The Federal Trade Commission (FTC) has recently re-emphasized the potential risks of antitrust violations stemming from the exchange of competitively sensitive information during pre-merger negotiations and due diligence. Although the FTC recognizes the legitimate need for sharing and accessing detailed information about a company for the purposes of an M&A transaction, they cautioned that the exchange of competitively sensitive information such as pricing information, strategic plans and costs has to follow appropriate procedural safeguards, and noted enforcement actions when the parties did not comply with them.
It is well-established that exchanging information (including in connection with M&A due diligence) is not automatically unlawful under the U.S. antitrust laws but may be found unlawful to the extent that doing so is likely to have an anticompetitive effect.

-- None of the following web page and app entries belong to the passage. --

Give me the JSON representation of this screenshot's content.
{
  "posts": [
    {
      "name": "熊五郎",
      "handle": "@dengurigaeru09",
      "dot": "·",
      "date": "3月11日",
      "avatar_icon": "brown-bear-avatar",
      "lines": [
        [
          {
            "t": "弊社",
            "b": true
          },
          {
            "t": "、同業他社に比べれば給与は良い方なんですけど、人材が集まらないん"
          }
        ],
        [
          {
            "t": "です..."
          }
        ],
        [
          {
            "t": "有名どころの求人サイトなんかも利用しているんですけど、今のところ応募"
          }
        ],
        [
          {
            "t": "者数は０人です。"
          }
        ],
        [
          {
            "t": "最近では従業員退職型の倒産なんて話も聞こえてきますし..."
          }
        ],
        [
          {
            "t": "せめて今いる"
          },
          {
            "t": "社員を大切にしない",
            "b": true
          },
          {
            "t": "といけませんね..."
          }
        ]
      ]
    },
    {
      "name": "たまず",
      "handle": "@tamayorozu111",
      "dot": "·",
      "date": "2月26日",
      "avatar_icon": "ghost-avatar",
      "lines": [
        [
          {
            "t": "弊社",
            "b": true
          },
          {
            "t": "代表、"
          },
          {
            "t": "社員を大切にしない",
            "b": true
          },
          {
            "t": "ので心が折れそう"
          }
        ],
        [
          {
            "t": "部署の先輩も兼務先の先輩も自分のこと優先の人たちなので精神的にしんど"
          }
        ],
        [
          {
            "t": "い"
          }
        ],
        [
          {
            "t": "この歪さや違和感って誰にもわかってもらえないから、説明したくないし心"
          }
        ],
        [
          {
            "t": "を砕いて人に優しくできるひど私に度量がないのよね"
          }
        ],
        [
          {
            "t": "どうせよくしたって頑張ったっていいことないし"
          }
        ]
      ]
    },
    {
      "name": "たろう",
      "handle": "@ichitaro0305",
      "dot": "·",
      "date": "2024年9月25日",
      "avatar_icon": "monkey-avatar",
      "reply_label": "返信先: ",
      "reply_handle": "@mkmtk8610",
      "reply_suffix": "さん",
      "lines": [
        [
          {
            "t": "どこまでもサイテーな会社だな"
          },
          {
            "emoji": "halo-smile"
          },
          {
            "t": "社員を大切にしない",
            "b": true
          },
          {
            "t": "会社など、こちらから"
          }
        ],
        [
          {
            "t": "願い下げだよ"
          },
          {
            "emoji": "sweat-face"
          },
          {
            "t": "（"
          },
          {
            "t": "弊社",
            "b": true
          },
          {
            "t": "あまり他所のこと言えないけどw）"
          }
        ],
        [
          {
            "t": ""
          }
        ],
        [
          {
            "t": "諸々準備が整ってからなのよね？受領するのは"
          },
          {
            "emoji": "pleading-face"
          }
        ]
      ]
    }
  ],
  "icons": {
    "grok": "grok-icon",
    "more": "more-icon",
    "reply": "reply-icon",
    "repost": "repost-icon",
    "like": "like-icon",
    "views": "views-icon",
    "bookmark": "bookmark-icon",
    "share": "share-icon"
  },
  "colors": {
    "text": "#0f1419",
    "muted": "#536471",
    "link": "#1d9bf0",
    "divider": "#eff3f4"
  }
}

Exchanging information also may constitute evidence of an unlawful agreement (e.g., to fix prices).
In addition, information sharing during due diligence and integration planning may contribute to a violation of the HSR Act’s “gun jumping” rules if it results in the buyer effectively gaining beneficial ownership of the seller prior to the closing of a transaction (and prior to expiration of the HSR review period). For example, in United States v. Computer Assocs. Int’l, Inc. (2002), the FTC found a violation in a merger agreement requiring the buyer to approve any discount of over 20% that the seller wished to offer its customers during the period between signing and closing of the proposed transaction.
In this case, the fact that the buyer had reviewed competitively sensitive information about the seller’s customers and business strategy was used as evidence that the buyer had gained beneficial ownership of the seller prior to closing and during the HSR review period.
The FTC’s ongoing attention in this area should serve as a reminder to dealmakers about safeguards they need to follow in making competitively sensitive information available to counterparties in a sale process. Setting up clean teams, creating aggregated customer information, redacting documents and placing other restrictions on the type of information that can ultimately be shared between principals is critical. These arrangements should be memorialized in consultation with outside antitrust counsel, who will be able to develop specific strategies to deal with any potentially problematic information sharing. The FTC places the burden on the parties and their antitrust counsel to ensure that such established protocols are followed.